0 Level 1: Coordinates of a Point
0 Flat Map verse GPS coordinate system
0 Level 2: Equation of a Line
0 Level 3: Equation of a Quadratic
0 Trajectory motion of a ...
0 [basketball, model rocket, arrow, etc.]
Sample Lesson Plans
0 Option #1 – Traditional + Technology
0 Option #2 – Problem Based Learning
0 Option #3 – PBL + Lecture
0 Option #4 – Vodcast Enhanced
IX.
My County’s Pacing Guide
My Pacing Guide 2010-2011
Lesson 1-1: Point, Line, Plane
0 Standard: none
0 Objective:
0 The student will be able to make and describe fundamental
sketches. The student will also be able to understand basic
concepts such as intersect, horizontal, vertical, collinear and
coplanar.
0 Essential Questions:
0 How does a system of rules help us create sketches from
verbal descriptions and vice versa?
0 What is the vocabulary of Geometry in terms of nouns, verbs,
PBL Lesson Plan 1-1
0 Setting: small group (2-5)
0 Activity Directions:
1. One student (team leader) will have the picture to describe. All
other group members will have one sheet of blank paper.
2. The team leader must describe the picture verbally while the rest of
the group, while working together, attempts to draw the picture.
The team leader may only use words. This team will have no more
than two minutes to create the sketch.
3. Each team has a different picture and exchange pictures (rotate to
another team) until each group has tried every picture.
4. Team sketches will be shared with the whole class (show and tell)
5. Each team will be assigned one picture and must describe it in a
tweet.
0 Picture Sources: Not so well know paintings by famous artists such
as Monet, Van Gogh, etc..
[the whole plan]
Lesson 1-2: Segments and Rays
0 Standard: none
0 Objective:
0 The student will be able to define segment, ray, opposite rays,
congruent, midpoint, bisect, length and postulate. The "Ruler
Postulate" and "Segment Addition Postulate" will be
introduced.

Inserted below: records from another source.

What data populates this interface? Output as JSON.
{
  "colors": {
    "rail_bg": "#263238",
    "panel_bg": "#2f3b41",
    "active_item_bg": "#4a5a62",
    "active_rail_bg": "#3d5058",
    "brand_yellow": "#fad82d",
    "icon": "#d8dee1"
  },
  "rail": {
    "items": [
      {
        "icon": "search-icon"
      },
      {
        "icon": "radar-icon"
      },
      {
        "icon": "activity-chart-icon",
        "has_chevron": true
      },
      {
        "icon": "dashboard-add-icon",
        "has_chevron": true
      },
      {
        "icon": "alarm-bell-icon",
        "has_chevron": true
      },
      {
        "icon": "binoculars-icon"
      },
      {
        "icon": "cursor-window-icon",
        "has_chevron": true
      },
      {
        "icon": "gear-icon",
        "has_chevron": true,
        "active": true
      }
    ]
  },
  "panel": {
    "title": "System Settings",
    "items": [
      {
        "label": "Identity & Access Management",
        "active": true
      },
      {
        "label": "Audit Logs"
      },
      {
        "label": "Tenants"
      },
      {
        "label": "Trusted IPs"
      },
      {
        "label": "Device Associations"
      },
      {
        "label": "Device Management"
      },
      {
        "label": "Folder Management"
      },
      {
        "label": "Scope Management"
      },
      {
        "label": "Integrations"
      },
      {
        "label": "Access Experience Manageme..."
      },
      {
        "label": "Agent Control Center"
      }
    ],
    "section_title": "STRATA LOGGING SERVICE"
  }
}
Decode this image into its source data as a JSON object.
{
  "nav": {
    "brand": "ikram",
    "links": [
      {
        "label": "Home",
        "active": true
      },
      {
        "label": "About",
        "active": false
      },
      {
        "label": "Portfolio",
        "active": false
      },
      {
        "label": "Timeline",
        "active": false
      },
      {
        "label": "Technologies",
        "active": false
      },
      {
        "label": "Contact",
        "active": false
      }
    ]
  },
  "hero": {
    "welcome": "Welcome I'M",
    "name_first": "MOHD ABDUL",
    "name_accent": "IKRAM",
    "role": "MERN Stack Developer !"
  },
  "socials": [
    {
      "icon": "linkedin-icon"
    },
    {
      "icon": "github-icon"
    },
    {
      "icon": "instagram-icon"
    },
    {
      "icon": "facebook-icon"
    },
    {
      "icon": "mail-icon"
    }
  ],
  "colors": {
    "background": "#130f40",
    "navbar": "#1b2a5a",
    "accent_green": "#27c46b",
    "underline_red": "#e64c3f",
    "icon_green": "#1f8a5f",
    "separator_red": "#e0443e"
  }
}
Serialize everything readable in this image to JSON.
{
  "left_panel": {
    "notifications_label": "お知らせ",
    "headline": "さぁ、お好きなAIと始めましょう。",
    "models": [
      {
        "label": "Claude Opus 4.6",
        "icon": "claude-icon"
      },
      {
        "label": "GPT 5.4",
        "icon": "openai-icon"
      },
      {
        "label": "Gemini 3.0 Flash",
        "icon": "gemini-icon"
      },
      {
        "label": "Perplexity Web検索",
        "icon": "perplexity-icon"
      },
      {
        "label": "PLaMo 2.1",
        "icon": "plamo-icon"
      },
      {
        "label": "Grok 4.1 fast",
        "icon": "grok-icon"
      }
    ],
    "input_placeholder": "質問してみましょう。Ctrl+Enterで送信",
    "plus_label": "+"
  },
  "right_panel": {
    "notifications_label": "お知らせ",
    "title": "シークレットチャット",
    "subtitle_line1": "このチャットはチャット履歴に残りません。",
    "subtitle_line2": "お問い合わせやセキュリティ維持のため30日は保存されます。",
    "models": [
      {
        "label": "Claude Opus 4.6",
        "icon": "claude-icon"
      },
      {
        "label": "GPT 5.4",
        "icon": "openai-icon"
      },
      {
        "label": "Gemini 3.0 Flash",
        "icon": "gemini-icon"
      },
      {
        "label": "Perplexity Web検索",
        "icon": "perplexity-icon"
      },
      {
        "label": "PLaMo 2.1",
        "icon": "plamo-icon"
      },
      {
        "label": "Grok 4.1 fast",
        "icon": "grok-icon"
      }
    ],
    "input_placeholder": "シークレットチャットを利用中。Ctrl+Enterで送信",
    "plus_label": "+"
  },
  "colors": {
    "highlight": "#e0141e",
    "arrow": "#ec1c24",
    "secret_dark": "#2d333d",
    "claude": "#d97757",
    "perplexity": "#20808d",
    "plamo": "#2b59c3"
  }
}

0 Essential Question:
0 What is the difference between equality and congruence?
PBL Lesson Plan 1-2
0 Setting: small group (2-5)
0 Activity Directions:
1.
2.
3.
4.
5.
6.
7.
8.
Each student in the group has a piece of paper, metric ruler, and pencil.
Each group is assigned a length (in millimeters). This length is to be kept
secret from the other groups in the classroom.
Each member of the group is to draw a segment exactly the assigned length.
Groups exchange/rotate papers to another group.
Each group measures the length of the segment and records the length on
the paper. Each member of the group shares their finds on each paper and
comes to a consensus of the mystery length.
[optional] Exchange papers again to a new group.
Return papers to the original group.
Discussion Question: Name two objects that are [exactly] equal?
0 Leading Questions from the Teacher:
0 What is “margin of error”?
0 If two “pencils” appear to be equal in length, could we not “zoom in” on the
ruler and find that they are ever so slightly different?
[the whole plan]
What are the Good Problems?
video
blog post
The 4 Ds
Define:
Design:
Write a list of questions but do not answer them yet.
“What do you need to do or know in order to solve this
problem?”
Create a working sketch and equation that will solve the
problem.
Do:
Gather information needed to substitute into the equation
and solve.
Debrief: